▶ _Data excerpts_:

━━━

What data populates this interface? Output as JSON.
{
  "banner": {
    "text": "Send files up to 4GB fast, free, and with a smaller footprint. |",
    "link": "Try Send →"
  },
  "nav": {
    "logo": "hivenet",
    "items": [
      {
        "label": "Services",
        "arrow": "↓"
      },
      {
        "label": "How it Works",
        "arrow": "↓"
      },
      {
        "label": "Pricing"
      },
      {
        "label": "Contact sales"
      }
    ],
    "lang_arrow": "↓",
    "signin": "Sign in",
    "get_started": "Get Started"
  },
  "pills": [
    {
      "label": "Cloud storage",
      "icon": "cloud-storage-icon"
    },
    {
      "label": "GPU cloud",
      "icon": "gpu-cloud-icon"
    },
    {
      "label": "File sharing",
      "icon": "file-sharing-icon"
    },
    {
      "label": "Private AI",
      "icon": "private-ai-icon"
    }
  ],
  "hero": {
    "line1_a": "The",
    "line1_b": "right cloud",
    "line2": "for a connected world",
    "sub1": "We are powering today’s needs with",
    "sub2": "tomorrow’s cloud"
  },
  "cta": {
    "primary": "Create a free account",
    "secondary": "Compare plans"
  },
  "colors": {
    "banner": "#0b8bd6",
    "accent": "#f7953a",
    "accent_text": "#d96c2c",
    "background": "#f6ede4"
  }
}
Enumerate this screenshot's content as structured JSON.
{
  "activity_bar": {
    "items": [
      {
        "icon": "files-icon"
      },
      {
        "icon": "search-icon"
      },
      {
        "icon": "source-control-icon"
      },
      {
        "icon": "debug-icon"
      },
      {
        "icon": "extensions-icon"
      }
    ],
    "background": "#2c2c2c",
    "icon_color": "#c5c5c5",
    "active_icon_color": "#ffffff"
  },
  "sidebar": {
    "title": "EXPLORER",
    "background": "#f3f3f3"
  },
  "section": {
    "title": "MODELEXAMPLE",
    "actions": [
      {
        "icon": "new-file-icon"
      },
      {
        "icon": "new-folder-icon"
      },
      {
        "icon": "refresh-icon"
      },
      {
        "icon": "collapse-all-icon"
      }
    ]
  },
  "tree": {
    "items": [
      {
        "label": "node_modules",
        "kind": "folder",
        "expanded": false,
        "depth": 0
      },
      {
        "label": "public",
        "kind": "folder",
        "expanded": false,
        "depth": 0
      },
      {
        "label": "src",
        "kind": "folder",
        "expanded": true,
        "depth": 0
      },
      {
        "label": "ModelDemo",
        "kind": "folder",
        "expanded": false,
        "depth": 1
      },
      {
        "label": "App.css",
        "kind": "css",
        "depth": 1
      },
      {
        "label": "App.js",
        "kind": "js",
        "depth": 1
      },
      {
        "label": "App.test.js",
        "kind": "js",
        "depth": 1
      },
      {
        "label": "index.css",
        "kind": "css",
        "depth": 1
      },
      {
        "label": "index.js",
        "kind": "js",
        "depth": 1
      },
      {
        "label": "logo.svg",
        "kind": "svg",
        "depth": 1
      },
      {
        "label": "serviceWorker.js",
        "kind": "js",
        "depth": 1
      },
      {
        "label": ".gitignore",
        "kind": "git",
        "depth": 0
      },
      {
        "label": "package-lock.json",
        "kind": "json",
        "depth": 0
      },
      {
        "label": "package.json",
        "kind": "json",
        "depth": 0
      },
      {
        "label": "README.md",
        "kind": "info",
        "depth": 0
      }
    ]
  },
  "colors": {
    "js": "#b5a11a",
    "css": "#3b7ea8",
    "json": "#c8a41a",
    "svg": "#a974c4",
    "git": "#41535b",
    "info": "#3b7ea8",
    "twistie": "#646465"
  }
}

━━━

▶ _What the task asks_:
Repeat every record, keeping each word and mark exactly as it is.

▶ _Exercise output_:
What data populates this interface? Output as JSON.
{
  "banner": {
    "text": "Send files up to 4GB fast, free, and with a smaller footprint. |",
    "link": "Try Send →"
  },
  "nav": {
    "logo": "hivenet",
    "items": [
      {
        "label": "Services",
        "arrow": "↓"
      },
      {
        "label": "How it Works",
        "arrow": "↓"
      },
      {
        "label": "Pricing"
      },
      {
        "label": "Contact sales"
      }
    ],
    "lang_arrow": "↓",
    "signin": "Sign in",
    "get_started": "Get Started"
  },
  "pills": [
    {
      "label": "Cloud storage",
      "icon": "cloud-storage-icon"
    },
    {
      "label": "GPU cloud",
      "icon": "gpu-cloud-icon"
    },
    {
      "label": "File sharing",
      "icon": "file-sharing-icon"
    },
    {
      "label": "Private AI",
      "icon": "private-ai-icon"
    }
  ],
  "hero": {
    "line1_a": "The",
    "line1_b": "right cloud",
    "line2": "for a connected world",
    "sub1": "We are powering today’s needs with",
    "sub2": "tomorrow’s cloud"
  },
  "cta": {
    "primary": "Create a free account",
    "secondary": "Compare plans"
  },
  "colors": {
    "banner": "#0b8bd6",
    "accent": "#f7953a",
    "accent_text": "#d96c2c",
    "background": "#f6ede4"
  }
}
Enumerate this screenshot's content as structured JSON.
{
  "activity_bar": {
    "items": [
      {
        "icon": "files-icon"
      },
      {
        "icon": "search-icon"
      },
      {
        "icon": "source-control-icon"
      },
      {
        "icon": "debug-icon"
      },
      {
        "icon": "extensions-icon"
      }
    ],
    "background": "#2c2c2c",
    "icon_color": "#c5c5c5",
    "active_icon_color": "#ffffff"
  },
  "sidebar": {
    "title": "EXPLORER",
    "background": "#f3f3f3"
  },
  "section": {
    "title": "MODELEXAMPLE",
    "actions": [
      {
        "icon": "new-file-icon"
      },
      {
        "icon": "new-folder-icon"
      },
      {
        "icon": "refresh-icon"
      },
      {
        "icon": "collapse-all-icon"
      }
    ]
  },
  "tree": {
    "items": [
      {
        "label": "node_modules",
        "kind": "folder",
        "expanded": false,
        "depth": 0
      },
      {
        "label": "public",
        "kind": "folder",
        "expanded": false,
        "depth": 0
      },
      {
        "label": "src",
        "kind": "folder",
        "expanded": true,
        "depth": 0
      },
      {
        "label": "ModelDemo",
        "kind": "folder",
        "expanded": false,
        "depth": 1
      },
      {
        "label": "App.css",
        "kind": "css",
        "depth": 1
      },
      {
        "label": "App.js",
        "kind": "js",
        "depth": 1
      },
      {
        "label": "App.test.js",
        "kind": "js",
        "depth": 1
      },
      {
        "label": "index.css",
        "kind": "css",
        "depth": 1
      },
      {
        "label": "index.js",
        "kind": "js",
        "depth": 1
      },
      {
        "label": "logo.svg",
        "kind": "svg",
        "depth": 1
      },
      {
        "label": "serviceWorker.js",
        "kind": "js",
        "depth": 1
      },
      {
        "label": ".gitignore",
        "kind": "git",
        "depth": 0
      },
      {
        "label": "package-lock.json",
        "kind": "json",
        "depth": 0
      },
      {
        "label": "package.json",
        "kind": "json",
        "depth": 0
      },
      {
        "label": "README.md",
        "kind": "info",
        "depth": 0
      }
    ]
  },
  "colors": {
    "js": "#b5a11a",
    "css": "#3b7ea8",
    "json": "#c8a41a",
    "svg": "#a974c4",
    "git": "#41535b",
    "info": "#3b7ea8",
    "twistie": "#646465"
  }
}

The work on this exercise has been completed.